Sunday will be just the second time in his career that Steven will face Cincinnati, one of the many teams that passed on SJ39 in the first round of the 2004 NFL Draft and lived to regret it.
The Bengals were actually the team that put the Rams in position to select Steven, as they traded their pick, No. 24 overall, to the Rams for the 26th overall pick and a fourth rounder.
After the Rams selected S-Jax at 24, the Bengals used the 26th pick to draft Michigan running back Chris Perry, whose unspectacular NFL career ended in 2008 after four seasons and just 606 total yards rushing.
"Steven Jackson was a guy that we sat there and looked at in the draft and allowed the Rams to choose him," said Bengals coach Marvin Lewis, who was in his second season in 2004. "We chose the other one because we were able to add a pick at that point. So, we did a lot of work with him and have a great deal of respect for him and knew he would be a player in the NFL. I don't think he disappointed anybody. Runs strong, runs tough and so we've got a great deal of respect for him."
In his only other meeting with the Bengals, on December 9, 2009, Steven carried 18 times for 91 yards. He'll be aiming to eclipse 100 and find the end zone to push the Rams to a win on Sunday.
As they look for their third win of the season, the Rams will likely be without the services of quarterback Sam Bradford for the fourth times this season on Sunday.
The sophomore quarterback suffered another setback with his lingering ankle injury in Monday night's loss to the Seattle Seahawks. Bradford played through the injury and battled for the entire game on Monday night, despite being hindered from planting properly on his foot. The high ankle sprain left Bradford unable to get the proper push from his legs in his throws, instead forcing him to throw almost completely with his arm.
Steven said he definitely noticed Sam laboring on Monday night and told reporters that Bradford earned a new measure of respect in the locker room.
"I was really impressed with Sam going out there and trying to lead us to a victory and playing under the conditions of a high ankle (sprain)," S-Jax told the Post-Dispatch on Thursday. "That's a tough injury to deal with and for him to go out there and battle for four quarters and to grit it out, it says a lot for him and it definitely says he's about winning and trying to lead this team. ... Playing with the pain, gritting it out and wanting to lead the team by example and show that you're a winner and about winning. ... It does a lot for him, does a lot for this team, and it does a lot for the community that's watching him."
Kellen Clemens, who the Rams signed after AJ Feeley was injured two weeks ago, would get the start if Bradford is unable to go. Clemens last started an NFL game two years ago when he led the New York Jets to a 26-3 win over the Tampa Bay Buccaneers.
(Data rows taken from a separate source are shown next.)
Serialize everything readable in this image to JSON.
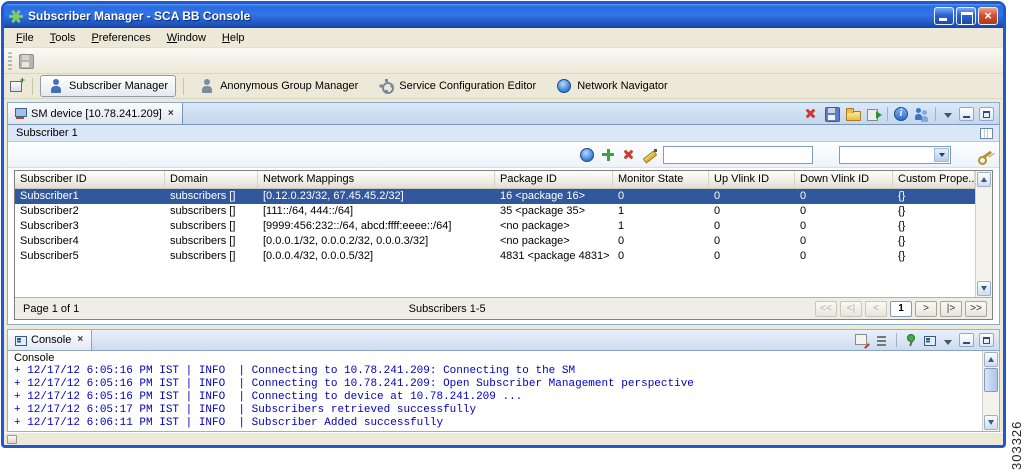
{
  "window": {
    "title": "Subscriber Manager - SCA BB Console"
  },
  "menu": {
    "items": [
      "File",
      "Tools",
      "Preferences",
      "Window",
      "Help"
    ]
  },
  "perspectives": [
    {
      "label": "Subscriber Manager",
      "active": true
    },
    {
      "label": "Anonymous Group Manager",
      "active": false
    },
    {
      "label": "Service Configuration Editor",
      "active": false
    },
    {
      "label": "Network Navigator",
      "active": false
    }
  ],
  "editor": {
    "tab_label": "SM device [10.78.241.209]",
    "subtitle": "Subscriber 1"
  },
  "filter": {
    "text_value": "",
    "select_value": ""
  },
  "table": {
    "columns": [
      "Subscriber ID",
      "Domain",
      "Network Mappings",
      "Package ID",
      "Monitor State",
      "Up Vlink ID",
      "Down Vlink ID",
      "Custom Prope..."
    ],
    "rows": [
      {
        "selected": true,
        "cells": [
          "Subscriber1",
          "subscribers []",
          "[0.12.0.23/32, 67.45.45.2/32]",
          "16 <package 16>",
          "0",
          "0",
          "0",
          "{}"
        ]
      },
      {
        "selected": false,
        "cells": [
          "Subscriber2",
          "subscribers []",
          "[111::/64, 444::/64]",
          "35 <package 35>",
          "1",
          "0",
          "0",
          "{}"
        ]
      },
      {
        "selected": false,
        "cells": [
          "Subscriber3",
          "subscribers []",
          "[9999:456:232::/64, abcd:ffff:eeee::/64]",
          "<no package>",
          "1",
          "0",
          "0",
          "{}"
        ]
      },
      {
        "selected": false,
        "cells": [
          "Subscriber4",
          "subscribers []",
          "[0.0.0.1/32, 0.0.0.2/32, 0.0.0.3/32]",
          "<no package>",
          "0",
          "0",
          "0",
          "{}"
        ]
      },
      {
        "selected": false,
        "cells": [
          "Subscriber5",
          "subscribers []",
          "[0.0.0.4/32, 0.0.0.5/32]",
          "4831 <package 4831>",
          "0",
          "0",
          "0",
          "{}"
        ]
      }
    ]
  },
  "pagination": {
    "page_label": "Page 1 of 1",
    "range_label": "Subscribers 1-5",
    "buttons": [
      {
        "label": "<<",
        "enabled": false,
        "current": false
      },
      {
        "label": "<|",
        "enabled": false,
        "current": false
      },
      {
        "label": "<",
        "enabled": false,
        "current": false
      },
      {
        "label": "1",
        "enabled": true,
        "current": true
      },
      {
        "label": ">",
        "enabled": true,
        "current": false
      },
      {
        "label": "|>",
        "enabled": true,
        "current": false
      },
      {
        "label": ">>",
        "enabled": true,
        "current": false
      }
    ]
  },
  "console": {
    "tab_label": "Console",
    "title": "Console",
    "lines": [
      "+ 12/17/12 6:05:16 PM IST | INFO  | Connecting to 10.78.241.209: Connecting to the SM",
      "+ 12/17/12 6:05:16 PM IST | INFO  | Connecting to 10.78.241.209: Open Subscriber Management perspective",
      "+ 12/17/12 6:05:16 PM IST | INFO  | Connecting to device at 10.78.241.209 ...",
      "+ 12/17/12 6:05:17 PM IST | INFO  | Subscribers retrieved successfully",
      "+ 12/17/12 6:06:11 PM IST | INFO  | Subscriber Added successfully"
    ]
  },
  "figure_number": "303326",
  "colors": {
    "selection": "#31589c",
    "console_text": "#0000c0",
    "titlebar_blue": "#2a6ce0",
    "frame_blue": "#2059cf"
  }
}
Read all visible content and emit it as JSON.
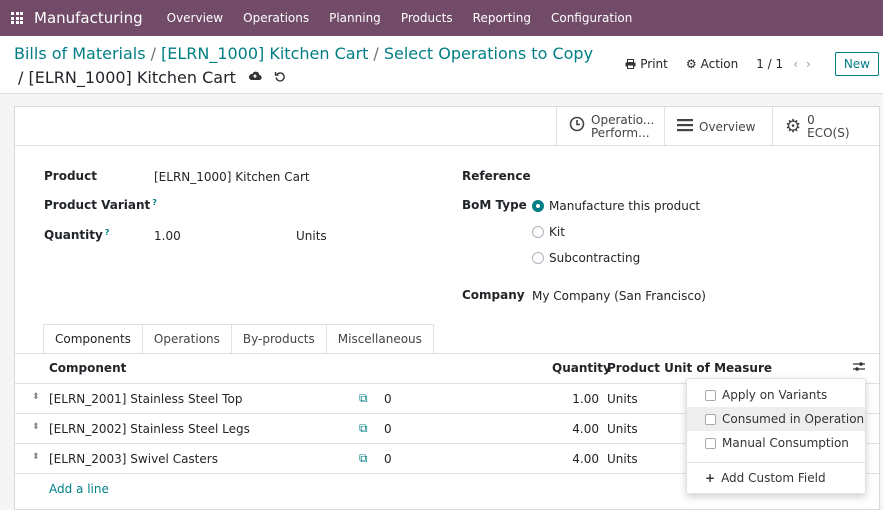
{
  "navbar": {
    "app_name": "Manufacturing",
    "menu": [
      "Overview",
      "Operations",
      "Planning",
      "Products",
      "Reporting",
      "Configuration"
    ]
  },
  "breadcrumb": {
    "items": [
      "Bills of Materials",
      "[ELRN_1000] Kitchen Cart",
      "Select Operations to Copy"
    ],
    "separator": "/",
    "current_prefix": "/",
    "current": "[ELRN_1000] Kitchen Cart"
  },
  "controls": {
    "print": "Print",
    "action": "Action",
    "pager": "1 / 1",
    "new": "New"
  },
  "smart_buttons": {
    "operations": [
      "Operatio...",
      "Perform..."
    ],
    "overview": "Overview",
    "eco_count": "0",
    "eco_label": "ECO(S)"
  },
  "form": {
    "product_label": "Product",
    "product_value": "[ELRN_1000] Kitchen Cart",
    "variant_label": "Product Variant",
    "quantity_label": "Quantity",
    "quantity_value": "1.00",
    "quantity_uom": "Units",
    "help_mark": "?",
    "reference_label": "Reference",
    "bom_type_label": "BoM Type",
    "bom_types": [
      "Manufacture this product",
      "Kit",
      "Subcontracting"
    ],
    "company_label": "Company",
    "company_value": "My Company (San Francisco)"
  },
  "tabs": [
    "Components",
    "Operations",
    "By-products",
    "Miscellaneous"
  ],
  "table": {
    "headers": {
      "component": "Component",
      "quantity": "Quantity",
      "uom": "Product Unit of Measure"
    },
    "rows": [
      {
        "component": "[ELRN_2001] Stainless Steel Top",
        "consumed": "0",
        "quantity": "1.00",
        "uom": "Units"
      },
      {
        "component": "[ELRN_2002] Stainless Steel Legs",
        "consumed": "0",
        "quantity": "4.00",
        "uom": "Units"
      },
      {
        "component": "[ELRN_2003] Swivel Casters",
        "consumed": "0",
        "quantity": "4.00",
        "uom": "Units"
      }
    ],
    "add_line": "Add a line"
  },
  "column_dropdown": {
    "options": [
      "Apply on Variants",
      "Consumed in Operation",
      "Manual Consumption"
    ],
    "add_custom": "Add Custom Field"
  },
  "colors": {
    "navbar": "#714B67",
    "accent": "#017e84"
  }
}
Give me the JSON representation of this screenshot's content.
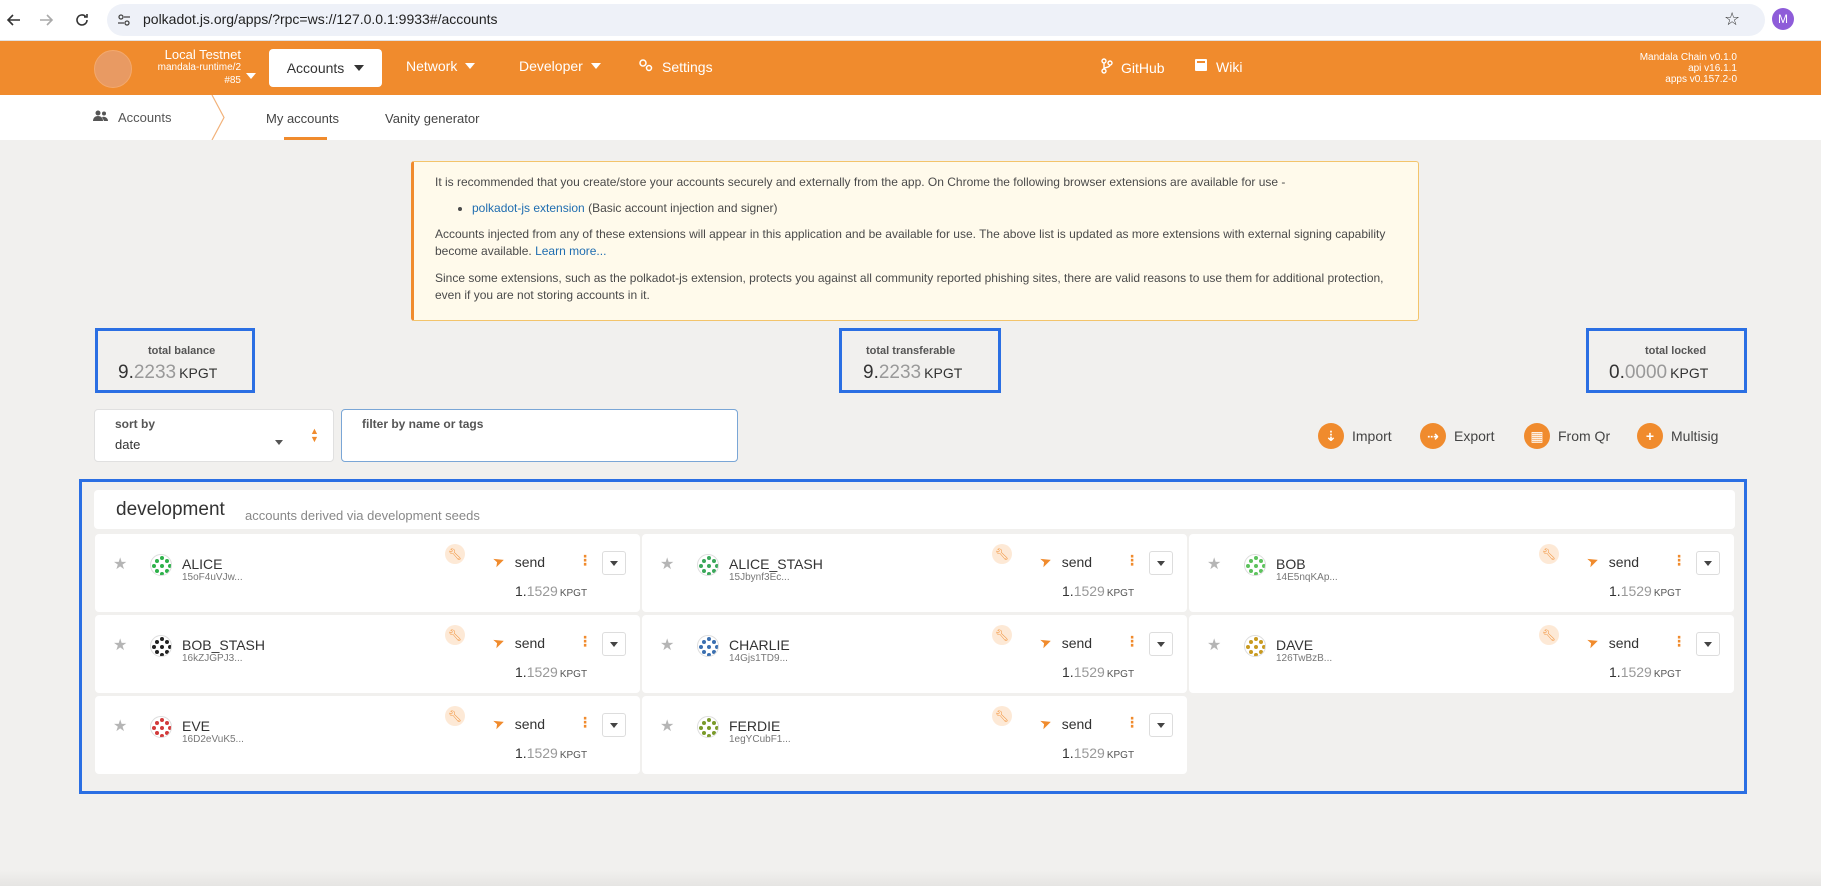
{
  "browser": {
    "url": "polkadot.js.org/apps/?rpc=ws://127.0.0.1:9933#/accounts",
    "profile_initial": "M"
  },
  "topmenu": {
    "chain_name": "Local Testnet",
    "runtime": "mandala-runtime/2",
    "block": "#85",
    "items": [
      {
        "label": "Accounts",
        "active": true
      },
      {
        "label": "Network"
      },
      {
        "label": "Developer"
      },
      {
        "label": "Settings"
      }
    ],
    "links": [
      {
        "label": "GitHub"
      },
      {
        "label": "Wiki"
      }
    ],
    "versions": [
      "Mandala Chain v0.1.0",
      "api v16.1.1",
      "apps v0.157.2-0"
    ]
  },
  "subnav": {
    "section": "Accounts",
    "tabs": [
      {
        "label": "My accounts",
        "active": true
      },
      {
        "label": "Vanity generator"
      }
    ]
  },
  "info": {
    "p1": "It is recommended that you create/store your accounts securely and externally from the app. On Chrome the following browser extensions are available for use -",
    "ext_link": "polkadot-js extension",
    "ext_desc": " (Basic account injection and signer)",
    "p2": "Accounts injected from any of these extensions will appear in this application and be available for use. The above list is updated as more extensions with external signing capability become available. ",
    "learn_more": "Learn more...",
    "p3": "Since some extensions, such as the polkadot-js extension, protects you against all community reported phishing sites, there are valid reasons to use them for additional protection, even if you are not storing accounts in it."
  },
  "summary": {
    "balance": {
      "label": "total balance",
      "int": "9.",
      "frac": "2233",
      "unit": "KPGT"
    },
    "transferable": {
      "label": "total transferable",
      "int": "9.",
      "frac": "2233",
      "unit": "KPGT"
    },
    "locked": {
      "label": "total locked",
      "int": "0.",
      "frac": "0000",
      "unit": "KPGT"
    }
  },
  "controls": {
    "sort_label": "sort by",
    "sort_value": "date",
    "filter_label": "filter by name or tags",
    "actions": [
      {
        "label": "Import",
        "icon": "import-icon"
      },
      {
        "label": "Export",
        "icon": "export-icon"
      },
      {
        "label": "From Qr",
        "icon": "qr-icon"
      },
      {
        "label": "Multisig",
        "icon": "plus-icon"
      }
    ]
  },
  "group": {
    "title": "development",
    "subtitle": "accounts derived via development seeds",
    "send_label": "send",
    "accounts": [
      {
        "name": "ALICE",
        "address": "15oF4uVJw...",
        "bal_int": "1.",
        "bal_frac": "1529",
        "unit": "KPGT",
        "color": "#2db14a"
      },
      {
        "name": "ALICE_STASH",
        "address": "15Jbynf3Ec...",
        "bal_int": "1.",
        "bal_frac": "1529",
        "unit": "KPGT",
        "color": "#3aa85a"
      },
      {
        "name": "BOB",
        "address": "14E5nqKAp...",
        "bal_int": "1.",
        "bal_frac": "1529",
        "unit": "KPGT",
        "color": "#5cc25c"
      },
      {
        "name": "BOB_STASH",
        "address": "16kZJGPJ3...",
        "bal_int": "1.",
        "bal_frac": "1529",
        "unit": "KPGT",
        "color": "#222222"
      },
      {
        "name": "CHARLIE",
        "address": "14Gjs1TD9...",
        "bal_int": "1.",
        "bal_frac": "1529",
        "unit": "KPGT",
        "color": "#3b6fb0"
      },
      {
        "name": "DAVE",
        "address": "126TwBzB...",
        "bal_int": "1.",
        "bal_frac": "1529",
        "unit": "KPGT",
        "color": "#c89a20"
      },
      {
        "name": "EVE",
        "address": "16D2eVuK5...",
        "bal_int": "1.",
        "bal_frac": "1529",
        "unit": "KPGT",
        "color": "#d23b3b"
      },
      {
        "name": "FERDIE",
        "address": "1egYCubF1...",
        "bal_int": "1.",
        "bal_frac": "1529",
        "unit": "KPGT",
        "color": "#7a9a2a"
      }
    ]
  }
}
He is 4-4 in his career as a starter and No. 39 has been impressed with how quickly Clemens has picked up the St. Louis offense:
"Kellen has done a great job," SJ said of the newest Ram. "He's only been in the offense a week, but he calls the plays pretty much flawlessly and does a good job of getting the ball out of his hands in the three step drop of our passing scheme. He has a great understanding of the protection so for him to have only been in the system for a week, he's done an unbelievable job."
The Rams and Bengals do battle on Sunday afternoon at the Edward Jones Dome in St. Louis and the Rams will don their retro blue and yellow uniforms to honor the 1999 championship team. Marshall Faulk will be inducted to the franchise's Ring of Honor at halftime.
Kickoff is scheduled for Noon CST and the game can be seen on CBS.